The fourth graders work on a series of projects designed around the themes of movement, energy, depth, observation, abstraction, and space. Students spend time working with concepts such as spatial depth, overlap, foreground, midground, background, and linear perspective, positive and negative space, and form by viewing, engaging, and discussing works of art from cultural and master artists such as Henri Rousseau, and Vincent van Gogh. Projects include mixed-media jungle compositions, pastel energy drawings, linear perspective environments and landscapes, negative space window paintings, and negative space sculptures. Every project is designed to enhance students’ artistic skills, craftsmanship, and understanding of art room concepts, while encouraging each student to develop his or her unique artistic voice.
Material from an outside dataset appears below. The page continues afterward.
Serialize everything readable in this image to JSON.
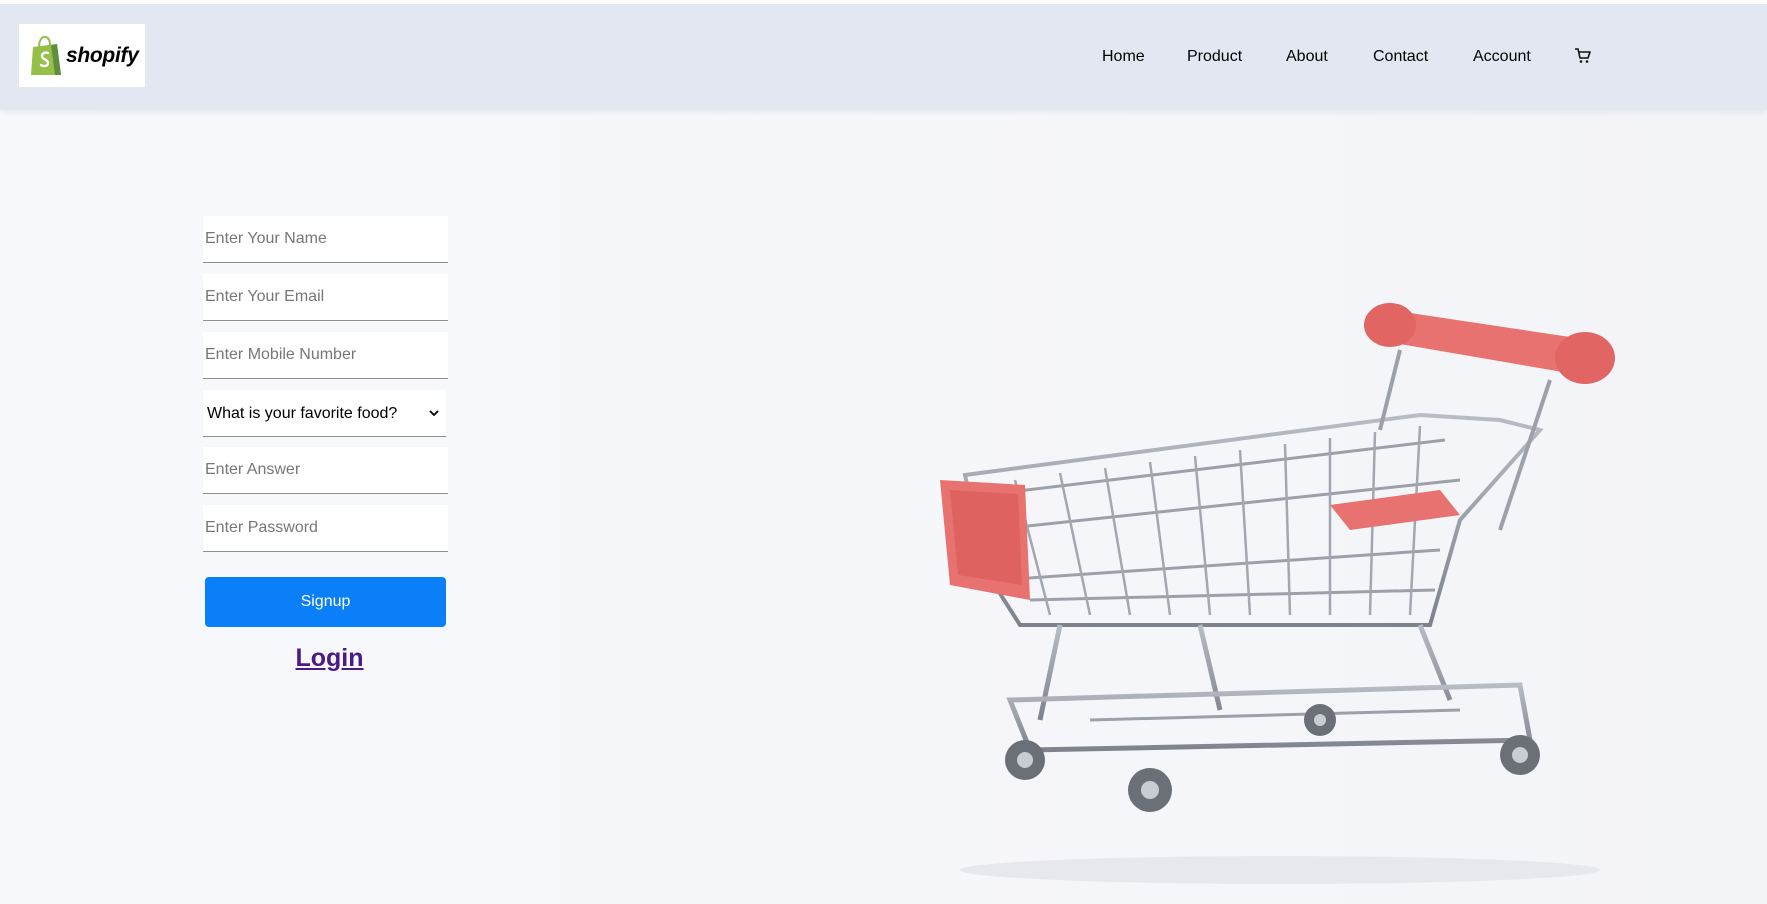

In grade four, students focus on learning and practicing manipulation skills (e.g., kicking, throwing, striking), in particular using rackets and paddles to strike objects. They also learn about the correct technique for manipulative skills, such as body orientation when serving a ball, and to distinguish between similar skills (e.g., kicking and punting). They begin to learn individual defensive and offensive moves. They are introduced to the concept of perceived exertion. They learn about the value of muscular endurance/strength, aerobic and flexibility exercises, and the importance of water and healthy foods to improve physical performance. Students learn to include others in physical activity and to respect differences in skill levels. They also learn to accept responsibility for their own performance of physical activities and to both win and lose with dignity and respect.